On The Rebound: What Makes Great Women Leaders Resilient and Why?

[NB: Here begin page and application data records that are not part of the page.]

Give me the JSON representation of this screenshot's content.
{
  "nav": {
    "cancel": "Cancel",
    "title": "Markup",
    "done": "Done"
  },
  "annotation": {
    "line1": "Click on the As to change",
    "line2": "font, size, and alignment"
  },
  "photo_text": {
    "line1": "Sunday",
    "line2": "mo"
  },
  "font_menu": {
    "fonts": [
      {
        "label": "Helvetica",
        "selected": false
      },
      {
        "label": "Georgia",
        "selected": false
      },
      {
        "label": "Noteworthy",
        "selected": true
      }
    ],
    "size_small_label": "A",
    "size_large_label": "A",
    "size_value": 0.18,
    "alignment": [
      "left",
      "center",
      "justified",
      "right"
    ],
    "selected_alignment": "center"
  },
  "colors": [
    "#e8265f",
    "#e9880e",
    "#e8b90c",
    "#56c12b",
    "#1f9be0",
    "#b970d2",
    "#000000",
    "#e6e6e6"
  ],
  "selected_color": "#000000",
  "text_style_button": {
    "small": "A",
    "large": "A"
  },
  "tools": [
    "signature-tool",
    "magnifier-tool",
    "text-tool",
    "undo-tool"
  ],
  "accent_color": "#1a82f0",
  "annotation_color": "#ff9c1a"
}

Bounce back. Get up. Put on your big girl pants.We sometimes repeat trite clichés when we (or one of our friends, colleagues or family members) have a setback.But what does it mean to be truly resilient? And how can we fill our toolbox with a set of skills and strategies that will help us recover?There is a great deal of research around the nature of resilience. In Harvard Business Review, authors Shaun Achor and Michelle Gielan write about the importance of recovery time after a disappointment or negative event. What is critical, they assert, is not how much you can take, or the measure of your endurance, but how well you can recharge and move ahead. And they report that recovery is crucial for resilience.Giving yourself time for recovery is important to truly being able to “bounce back” with resilience. “The key to resilience is trying really hard, then stopping, recovering, and then trying again,” Achor and Gielan write. “This conclusion is based on biology. Homeostasis is a fundamental biological concept describing the ability of the brain to continuously restore and sustain well-being.”They add: “Research has found that there is a direct correlation between lack of recovery and increased incidence of health and safety problems. And lack of recovery — whether by disrupting sleep with thoughts of work or having continuous cognitive arousal by watching our phones — is costing our companies $62 billion a year (that’s billion, not million) in lost productivity.”Recovery is not work stoppage. Many of us are checking emails and sending texts related to work up until the very moment we drop off to sleep.[bctt tweet=“Recovery is not work stoppage. We check emails and send texts until the moment we fall asleep.”]Achor and Giellan explain: “Most people assume that if you stop doing a task like answering emails or writing a paper, that your brain will naturally recover, such that when you start again later in the day or the next morning, you’ll have your energy back. But surely everyone reading this has had times where you lie in bed for hours, unable to fall asleep because your brain is thinking about work. If you lie in bed for eight hours, you may have rested, but you can still feel exhausted the next day. That’s because rest and recovery are not the same thing. Stopping does not equal recovering.”What does resilience mean to women leaders? We think about people we know who have lost jobs, or been downsized and then come back stronger. We see athletes who have lost and then gone on to win big. It is not enough to just bear witness to the prevalence of resilience, but to try and understand what it can mean in the workforce as women leaders.“The trouble is that ‘resilience’ has been elusive in at least two ways,” writes Robert Aurbach, owner of Uncommon Approach, and former chief legal officer for the New Mexico Workers’ Compensation Administration, in WorkCompCentral.“First, it’s a characteristic that isn’t generally well described, except by its effects,” Aurbach writes. “We know what resilience does, but we have no description of how resilience works. Without a definition of what resilience is, the phenomenon is in a ‘black box’ that is not helpful for making use of the concept.”He adds, “Second, the advice given regarding resilience suffers from circularity, generality and difficulty in application. Common advice like, ‘If you want to be more resilient, be more optimistic’ sounds a little too much like “If you want to be wealthy, just get more money.’ It’s not very helpful.”What can be helpful is knowing that resilience, while not automatic, can be part of who we are with intention and practice. It’s a real skill, an attribute, and it can be enhanced. And if it makes any of us feel better, we can always hum along to Kelly Clarkson’s lyric, “What doesn’t kill you makes you stronger.” There’s a good reason the youtube version has more than 202 million views.[bctt tweet=“Resilience, while not automatic, can be part of who we are with intention and practice.”]